Last on my list is The B-List – This is a blog oriented mainly around Django, a (and in my opinion THE) Python web-framework. Much more narrow scope than the other blogs on this list, so might not fit all.

The disclaimer: There is no inherent order of the list, no ranking or any of the sort. It would have been just as likely that the list would have come out reversed or in another random combination.

Now I have just one little request, I would really like to look more into TDD/BDD and also Haskell, so if anyone knows a blog which was helpful to them in gaining some better understanding in either topic, please share :)


Naturally I forgot to mention what I believe to be one of the most important points about blogs, namely that however good a blogpost is, the real gold is most often found in the comments. This is not always true, and in a popular blog you have to wade through a rather large flood of crappy comments, but wading through it pays off most of the time.

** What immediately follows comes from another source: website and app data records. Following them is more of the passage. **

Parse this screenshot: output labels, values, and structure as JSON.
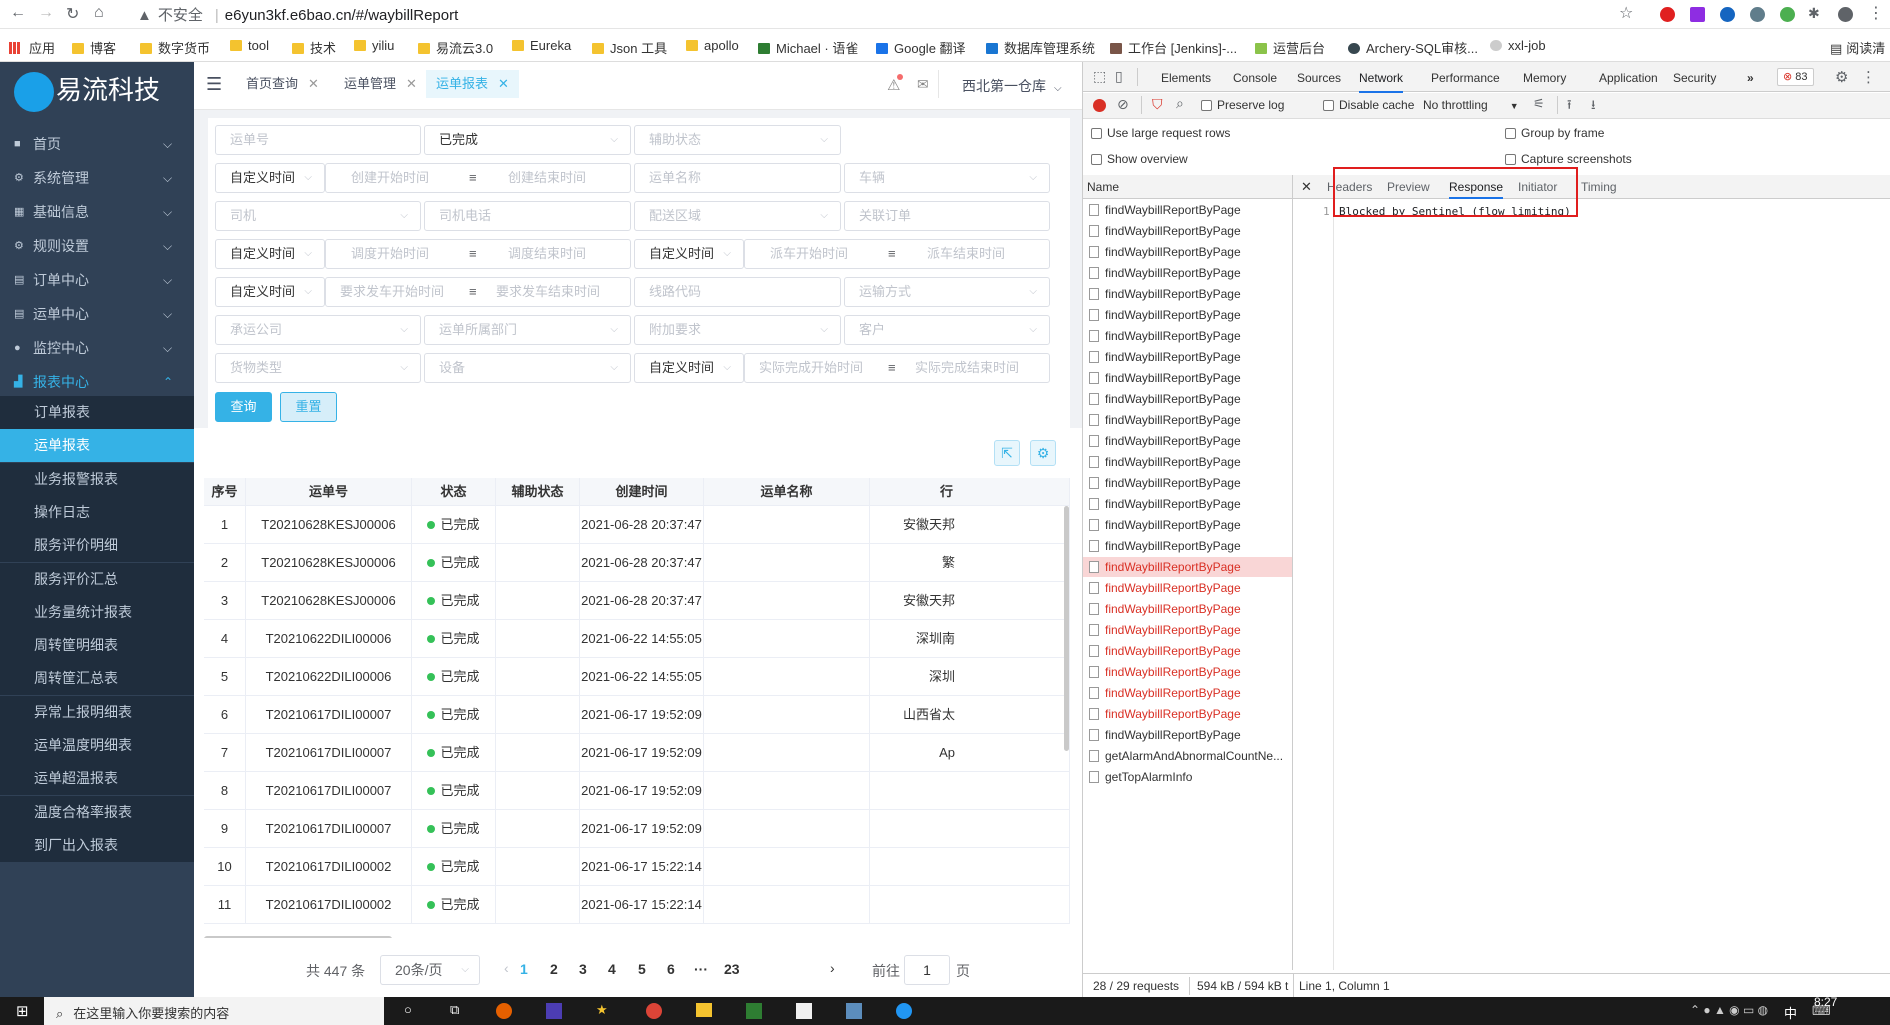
{
  "browser": {
    "insecure": "不安全",
    "url": "e6yun3kf.e6bao.cn/#/waybillReport",
    "bookmarks": [
      "应用",
      "博客",
      "数字货币",
      "tool",
      "技术",
      "yiliu",
      "易流云3.0",
      "Eureka",
      "Json 工具",
      "apollo",
      "Michael · 语雀",
      "Google 翻译",
      "数据库管理系统",
      "工作台 [Jenkins]-...",
      "运营后台",
      "Archery-SQL审核...",
      "xxl-job",
      "阅读清"
    ]
  },
  "app": {
    "logo": "易流科技",
    "menu": [
      {
        "icon": "■",
        "label": "首页",
        "chevron": "⌵"
      },
      {
        "icon": "⚙",
        "label": "系统管理",
        "chevron": "⌵"
      },
      {
        "icon": "▦",
        "label": "基础信息",
        "chevron": "⌵"
      },
      {
        "icon": "⚙",
        "label": "规则设置",
        "chevron": "⌵"
      },
      {
        "icon": "▤",
        "label": "订单中心",
        "chevron": "⌵"
      },
      {
        "icon": "▤",
        "label": "运单中心",
        "chevron": "⌵"
      },
      {
        "icon": "●",
        "label": "监控中心",
        "chevron": "⌵"
      },
      {
        "icon": "▟",
        "label": "报表中心",
        "chevron": "⌃"
      }
    ],
    "submenu": [
      "订单报表",
      "运单报表",
      "业务报警报表",
      "操作日志",
      "服务评价明细",
      "服务评价汇总",
      "业务量统计报表",
      "周转筐明细表",
      "周转筐汇总表",
      "异常上报明细表",
      "运单温度明细表",
      "运单超温报表",
      "温度合格率报表",
      "到厂出入报表"
    ],
    "submenu_active": 1,
    "tabs": [
      {
        "label": "首页查询"
      },
      {
        "label": "运单管理"
      },
      {
        "label": "运单报表"
      }
    ],
    "warehouse": "西北第一仓库",
    "filters": {
      "waybill_no": "运单号",
      "status": "已完成",
      "aux_status": "辅助状态",
      "custom_time": "自定义时间",
      "create_start": "创建开始时间",
      "create_end": "创建结束时间",
      "waybill_name": "运单名称",
      "vehicle": "车辆",
      "driver": "司机",
      "driver_phone": "司机电话",
      "delivery_area": "配送区域",
      "related_order": "关联订单",
      "dispatch_start": "调度开始时间",
      "dispatch_end": "调度结束时间",
      "depart_start": "派车开始时间",
      "depart_end": "派车结束时间",
      "req_depart_start": "要求发车开始时间",
      "req_depart_end": "要求发车结束时间",
      "route_code": "线路代码",
      "transport_mode": "运输方式",
      "carrier": "承运公司",
      "dept": "运单所属部门",
      "extra_req": "附加要求",
      "customer": "客户",
      "goods_type": "货物类型",
      "device": "设备",
      "actual_start": "实际完成开始时间",
      "actual_end": "实际完成结束时间",
      "query": "查询",
      "reset": "重置"
    },
    "table": {
      "headers": [
        "序号",
        "运单号",
        "状态",
        "辅助状态",
        "创建时间",
        "运单名称",
        "行"
      ],
      "rows": [
        [
          "1",
          "T20210628KESJ00006",
          "已完成",
          "",
          "2021-06-28 20:37:47",
          "",
          "安徽天邦"
        ],
        [
          "2",
          "T20210628KESJ00006",
          "已完成",
          "",
          "2021-06-28 20:37:47",
          "",
          "繁"
        ],
        [
          "3",
          "T20210628KESJ00006",
          "已完成",
          "",
          "2021-06-28 20:37:47",
          "",
          "安徽天邦"
        ],
        [
          "4",
          "T20210622DILI00006",
          "已完成",
          "",
          "2021-06-22 14:55:05",
          "",
          "深圳南"
        ],
        [
          "5",
          "T20210622DILI00006",
          "已完成",
          "",
          "2021-06-22 14:55:05",
          "",
          "深圳"
        ],
        [
          "6",
          "T20210617DILI00007",
          "已完成",
          "",
          "2021-06-17 19:52:09",
          "",
          "山西省太"
        ],
        [
          "7",
          "T20210617DILI00007",
          "已完成",
          "",
          "2021-06-17 19:52:09",
          "",
          "Ap"
        ],
        [
          "8",
          "T20210617DILI00007",
          "已完成",
          "",
          "2021-06-17 19:52:09",
          "",
          ""
        ],
        [
          "9",
          "T20210617DILI00007",
          "已完成",
          "",
          "2021-06-17 19:52:09",
          "",
          ""
        ],
        [
          "10",
          "T20210617DILI00002",
          "已完成",
          "",
          "2021-06-17 15:22:14",
          "",
          ""
        ],
        [
          "11",
          "T20210617DILI00002",
          "已完成",
          "",
          "2021-06-17 15:22:14",
          "",
          ""
        ]
      ]
    },
    "pager": {
      "total": "共 447 条",
      "page_size": "20条/页",
      "pages": [
        "1",
        "2",
        "3",
        "4",
        "5",
        "6",
        "···",
        "23"
      ],
      "goto": "前往",
      "goto_value": "1",
      "page_unit": "页"
    }
  },
  "devtools": {
    "tabs": [
      "Elements",
      "Console",
      "Sources",
      "Network",
      "Performance",
      "Memory",
      "Application",
      "Security"
    ],
    "active_tab": "Network",
    "error_count": "83",
    "preserve_log": "Preserve log",
    "disable_cache": "Disable cache",
    "throttling": "No throttling",
    "large_rows": "Use large request rows",
    "group_frame": "Group by frame",
    "show_overview": "Show overview",
    "capture": "Capture screenshots",
    "name_header": "Name",
    "detail_tabs": [
      "Headers",
      "Preview",
      "Response",
      "Initiator",
      "Timing"
    ],
    "requests": [
      {
        "name": "findWaybillReportByPage",
        "state": "ok"
      },
      {
        "name": "findWaybillReportByPage",
        "state": "ok"
      },
      {
        "name": "findWaybillReportByPage",
        "state": "ok"
      },
      {
        "name": "findWaybillReportByPage",
        "state": "ok"
      },
      {
        "name": "findWaybillReportByPage",
        "state": "ok"
      },
      {
        "name": "findWaybillReportByPage",
        "state": "ok"
      },
      {
        "name": "findWaybillReportByPage",
        "state": "ok"
      },
      {
        "name": "findWaybillReportByPage",
        "state": "ok"
      },
      {
        "name": "findWaybillReportByPage",
        "state": "ok"
      },
      {
        "name": "findWaybillReportByPage",
        "state": "ok"
      },
      {
        "name": "findWaybillReportByPage",
        "state": "ok"
      },
      {
        "name": "findWaybillReportByPage",
        "state": "ok"
      },
      {
        "name": "findWaybillReportByPage",
        "state": "ok"
      },
      {
        "name": "findWaybillReportByPage",
        "state": "ok"
      },
      {
        "name": "findWaybillReportByPage",
        "state": "ok"
      },
      {
        "name": "findWaybillReportByPage",
        "state": "ok"
      },
      {
        "name": "findWaybillReportByPage",
        "state": "ok"
      },
      {
        "name": "findWaybillReportByPage",
        "state": "selected-error"
      },
      {
        "name": "findWaybillReportByPage",
        "state": "error"
      },
      {
        "name": "findWaybillReportByPage",
        "state": "error"
      },
      {
        "name": "findWaybillReportByPage",
        "state": "error"
      },
      {
        "name": "findWaybillReportByPage",
        "state": "error"
      },
      {
        "name": "findWaybillReportByPage",
        "state": "error"
      },
      {
        "name": "findWaybillReportByPage",
        "state": "error"
      },
      {
        "name": "findWaybillReportByPage",
        "state": "error"
      },
      {
        "name": "findWaybillReportByPage",
        "state": "ok"
      },
      {
        "name": "getAlarmAndAbnormalCountNe...",
        "state": "ok"
      },
      {
        "name": "getTopAlarmInfo",
        "state": "ok"
      }
    ],
    "response_line_no": "1",
    "response_text": "Blocked by Sentinel (flow limiting)",
    "status_requests": "28 / 29 requests",
    "status_size": "594 kB / 594 kB t",
    "status_pos": "Line 1, Column 1"
  },
  "taskbar": {
    "search": "在这里输入你要搜索的内容",
    "time": "8:27",
    "ime": "中"
  },
  "colors": {
    "sidebar": "#304156",
    "accent": "#35b2e6",
    "success": "#35c158",
    "error": "#d93025"
  }
}
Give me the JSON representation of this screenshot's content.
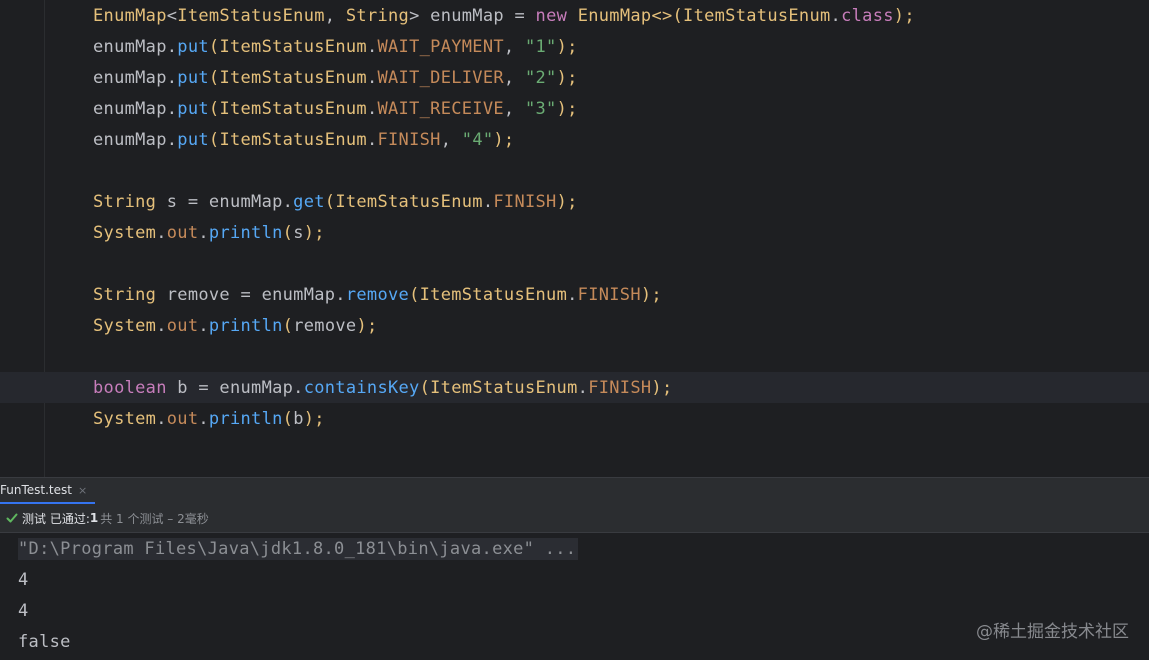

[Edit 2]

Changed an url to point at the actual blog post, instead of pointing to the post through an aggregator.

Tags: , , ,

3 Responses to “Sharpening “the edge” through blogs”

  1. lbe says:

    Any PHP recommendations?

  2. Patrik says:

    Although I have stumbled across several blogs with “the top ten PHP hacks/optimizations/pitfalls” type of posts, there has never been any one blog oriented around PHP that ever really caught my eye. Back in the day when I was actively hacking PHP for fun (php4) I used to hang around I don’t know what they’re like today though. I’ll dig around a little and see what I come up with.

  3. Patrik says:

    As promised, I have dug around a bit, and found some resources I would probably look into closer if I was about to do some heavy-duty PHP coding:
    Smarty and this post

    Hope it helps